Growing up in North London in the ’80s, Andrew Cotton says he was always drawn to art, animation, and cartoons, which led to an interest in drawing and painting. At 18, he began studying at the world-renowned Central Saint Martins’ School of Art and Design, known for attracting thousands of applicants and only accepting a handful each year. “When I got into there, I thought, ‘Hey, there could be an opportunity here,’” shares the now 41-year-old artist.
He moved to New York in 2004, where he remembers watching people sell art on the street. “That was unbelievable to me, that you could go to one of the best locations in Manhattan and show your art,” he says. At that time, Cotton was already incorporating graffiti and street culture influences from London into his fine art. He ingeniously converted an old food truck into a mobile gallery to sell art with other artists to buyers living in Brooklyn to the Upper West Side. The hard work paid off.
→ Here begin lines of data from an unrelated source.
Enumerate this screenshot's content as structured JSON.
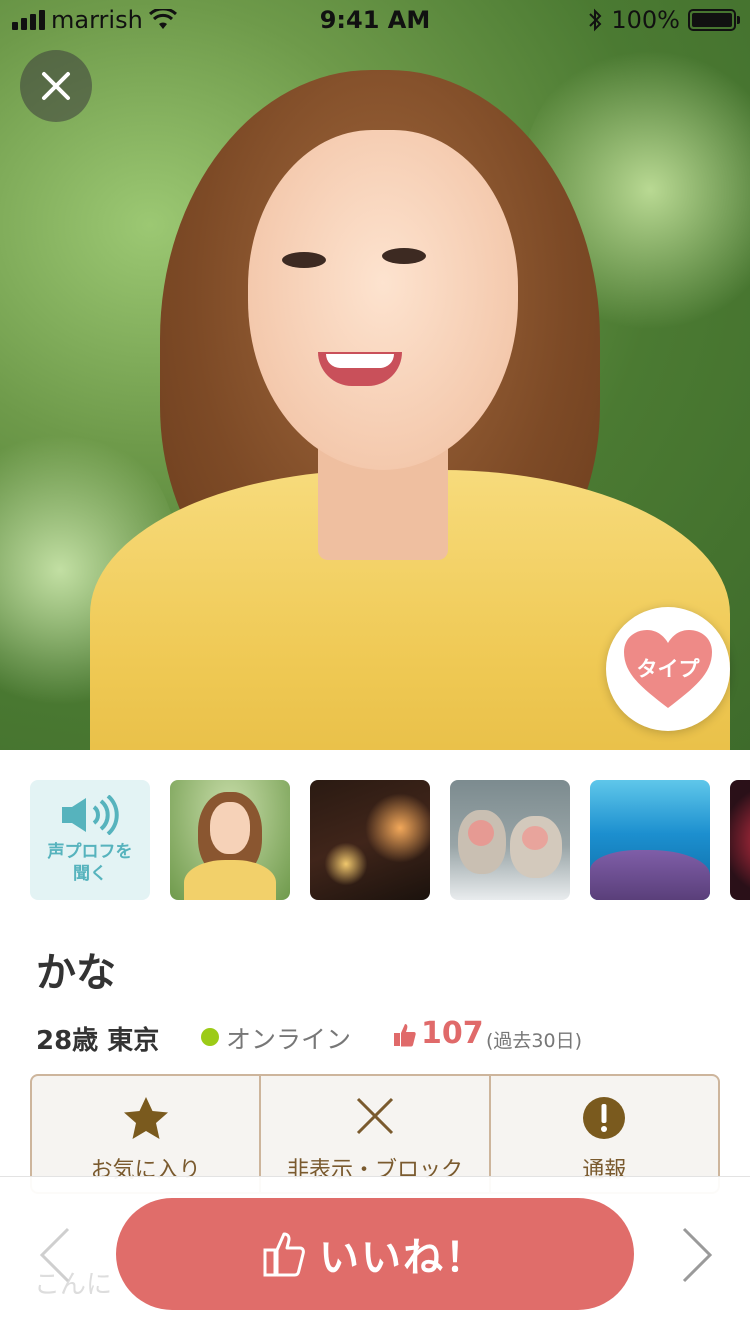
{
  "status_bar": {
    "carrier": "marrish",
    "time": "9:41 AM",
    "battery": "100%"
  },
  "profile": {
    "type_button_label": "タイプ",
    "voice_profile_label": "声プロフを聞く",
    "name": "かな",
    "age_location": "28歳 東京",
    "online_status": "オンライン",
    "likes_count": "107",
    "likes_period": "(過去30日)"
  },
  "actions": {
    "favorite": "お気に入り",
    "hide_block": "非表示・ブロック",
    "report": "通報"
  },
  "bottom": {
    "like_button": "いいね！",
    "message_preview": "こんに"
  },
  "icons": {
    "close": "close-icon",
    "heart": "heart-icon",
    "speaker": "speaker-icon",
    "star": "star-icon",
    "x": "x-icon",
    "exclamation": "exclamation-icon",
    "thumbs_up": "thumbs-up-icon",
    "chevron_left": "chevron-left-icon",
    "chevron_right": "chevron-right-icon"
  },
  "colors": {
    "accent": "#e06d6a",
    "voice_teal": "#56b3bd",
    "action_brown": "#7a5a2e",
    "online_green": "#9ccb17"
  }
}
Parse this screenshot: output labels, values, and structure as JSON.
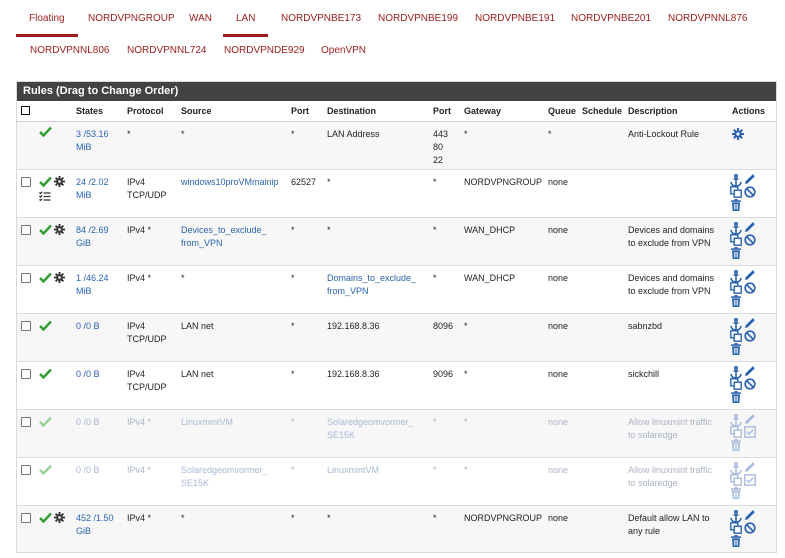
{
  "tabs": [
    {
      "label": "Floating",
      "active": false
    },
    {
      "label": "NORDVPNGROUP",
      "active": false
    },
    {
      "label": "WAN",
      "active": false
    },
    {
      "label": "LAN",
      "active": true
    },
    {
      "label": "NORDVPNBE173",
      "active": false
    },
    {
      "label": "NORDVPNBE199",
      "active": false
    },
    {
      "label": "NORDVPNBE191",
      "active": false
    },
    {
      "label": "NORDVPNBE201",
      "active": false
    },
    {
      "label": "NORDVPNNL876",
      "active": false
    },
    {
      "label": "NORDVPNNL806",
      "active": false
    },
    {
      "label": "NORDVPNNL724",
      "active": false
    },
    {
      "label": "NORDVPNDE929",
      "active": false
    },
    {
      "label": "OpenVPN",
      "active": false
    }
  ],
  "panel": {
    "title": "Rules (Drag to Change Order)"
  },
  "columns": {
    "states": "States",
    "protocol": "Protocol",
    "source": "Source",
    "port": "Port",
    "destination": "Destination",
    "dport": "Port",
    "gateway": "Gateway",
    "queue": "Queue",
    "schedule": "Schedule",
    "description": "Description",
    "actions": "Actions"
  },
  "colors": {
    "accent": "#9c1c1c",
    "link": "#2a63b0",
    "ok": "#2e9e2e",
    "header": "#424242"
  },
  "rules": [
    {
      "states": "3 /53.16 MiB",
      "protocol": "*",
      "source": "*",
      "source_link": false,
      "port": "*",
      "destination": "LAN Address",
      "dest_link": false,
      "dport": "443\n80\n22",
      "gateway": "*",
      "queue": "*",
      "schedule": "",
      "description": "Anti-Lockout Rule",
      "enabled": true,
      "gear": false,
      "list_icon": false,
      "antilockout": true
    },
    {
      "states": "24 /2.02 MiB",
      "protocol": "IPv4\nTCP/UDP",
      "source": "windows10proVMmainip",
      "source_link": true,
      "port": "62527",
      "destination": "*",
      "dest_link": false,
      "dport": "*",
      "gateway": "NORDVPNGROUP",
      "queue": "none",
      "schedule": "",
      "description": "",
      "enabled": true,
      "gear": true,
      "list_icon": true,
      "antilockout": false
    },
    {
      "states": "84 /2.69 GiB",
      "protocol": "IPv4 *",
      "source": "Devices_to_exclude_\nfrom_VPN",
      "source_link": true,
      "port": "*",
      "destination": "*",
      "dest_link": false,
      "dport": "*",
      "gateway": "WAN_DHCP",
      "queue": "none",
      "schedule": "",
      "description": "Devices and domains\nto exclude from VPN",
      "enabled": true,
      "gear": true,
      "list_icon": false,
      "antilockout": false
    },
    {
      "states": "1 /46.24 MiB",
      "protocol": "IPv4 *",
      "source": "*",
      "source_link": false,
      "port": "*",
      "destination": "Domains_to_exclude_\nfrom_VPN",
      "dest_link": true,
      "dport": "*",
      "gateway": "WAN_DHCP",
      "queue": "none",
      "schedule": "",
      "description": "Devices and domains\nto exclude from VPN",
      "enabled": true,
      "gear": true,
      "list_icon": false,
      "antilockout": false
    },
    {
      "states": "0 /0 B",
      "protocol": "IPv4\nTCP/UDP",
      "source": "LAN net",
      "source_link": false,
      "port": "*",
      "destination": "192.168.8.36",
      "dest_link": false,
      "dport": "8096",
      "gateway": "*",
      "queue": "none",
      "schedule": "",
      "description": "sabnzbd",
      "enabled": true,
      "gear": false,
      "list_icon": false,
      "antilockout": false
    },
    {
      "states": "0 /0 B",
      "protocol": "IPv4\nTCP/UDP",
      "source": "LAN net",
      "source_link": false,
      "port": "*",
      "destination": "192.168.8.36",
      "dest_link": false,
      "dport": "9096",
      "gateway": "*",
      "queue": "none",
      "schedule": "",
      "description": "sickchill",
      "enabled": true,
      "gear": false,
      "list_icon": false,
      "antilockout": false
    },
    {
      "states": "0 /0 B",
      "protocol": "IPv4 *",
      "source": "LinuxmintVM",
      "source_link": true,
      "port": "*",
      "destination": "Solaredgeomvormer_\nSE15K",
      "dest_link": true,
      "dport": "*",
      "gateway": "*",
      "queue": "none",
      "schedule": "",
      "description": "Allow linuxmint traffic\nto solaredge",
      "enabled": false,
      "gear": false,
      "list_icon": false,
      "antilockout": false
    },
    {
      "states": "0 /0 B",
      "protocol": "IPv4 *",
      "source": "Solaredgeomvormer_\nSE15K",
      "source_link": true,
      "port": "*",
      "destination": "LinuxmintVM",
      "dest_link": true,
      "dport": "*",
      "gateway": "*",
      "queue": "none",
      "schedule": "",
      "description": "Allow linuxmint traffic\nto solaredge",
      "enabled": false,
      "gear": false,
      "list_icon": false,
      "antilockout": false
    },
    {
      "states": "452 /1.50 GiB",
      "protocol": "IPv4 *",
      "source": "*",
      "source_link": false,
      "port": "*",
      "destination": "*",
      "dest_link": false,
      "dport": "*",
      "gateway": "NORDVPNGROUP",
      "queue": "none",
      "schedule": "",
      "description": "Default allow LAN to\nany rule",
      "enabled": true,
      "gear": true,
      "list_icon": false,
      "antilockout": false
    }
  ]
}
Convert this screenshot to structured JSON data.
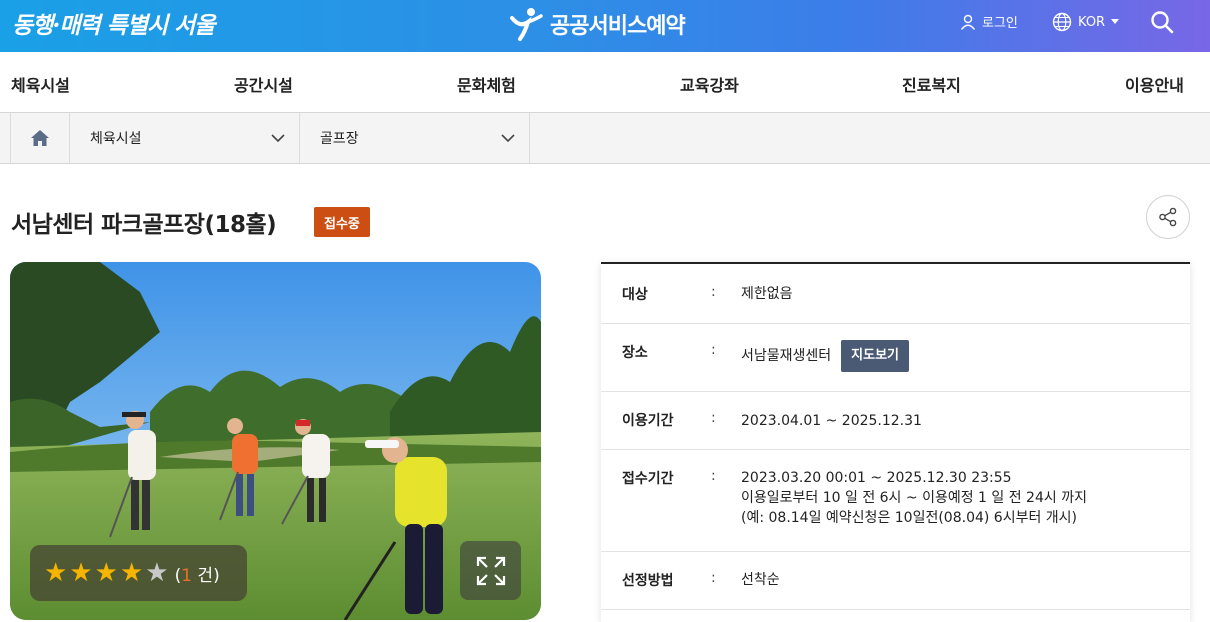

He soon started meeting influential people who landed him on the map; he’s now represented at a handful of galleries around the world such as Stella Flame Gallery in the Hamptons.
Two years ago, Cotton moved to Fort Lauderdale with his wife and two kids. He’s currently signed with New River Fine Art and works out of a studio at Flagler Framing. It’s an ideal situation: He gets to use the space as a showroom and churn out pieces that owner Beverly Worley then frames and sends to galleries and buyers internationally. His exclusive work in partnership with New River Fine Art on Las Olas is thanks to its president, Lisa Burgess. “I gave her 15 pieces, and she sold everything,” shares Cotton. “She’s keeping me super busy, and it’s fun.”
At New River Fine Art, his contemporary artwork is on display, including his series titled Split Portraits. The juxtapose art features the likeness of an icon—those who influenced the culture and Cotton’s career—in black and white. “On the other side, depending on who the artist or the icon is, I then paint that in a dimension of how they see and view the world and explore that side,” says Cotton. To date, he’s created originals of Frida Kahlo, Pablo Picasso, Keith Haring, Abraham Lincoln, and Jean-Michel Basquiat, who’s known for his influence on street art and hip-hop. “I think the work speaks for itself,” he says. “I’m happy the art is selling.”
Besides Split Portraits, Cotton delves into other realms, such as abstract, text-based art, and soon wants to explore NFTs and the digital market. Be on the lookout for more at New River Fine Art into the new year.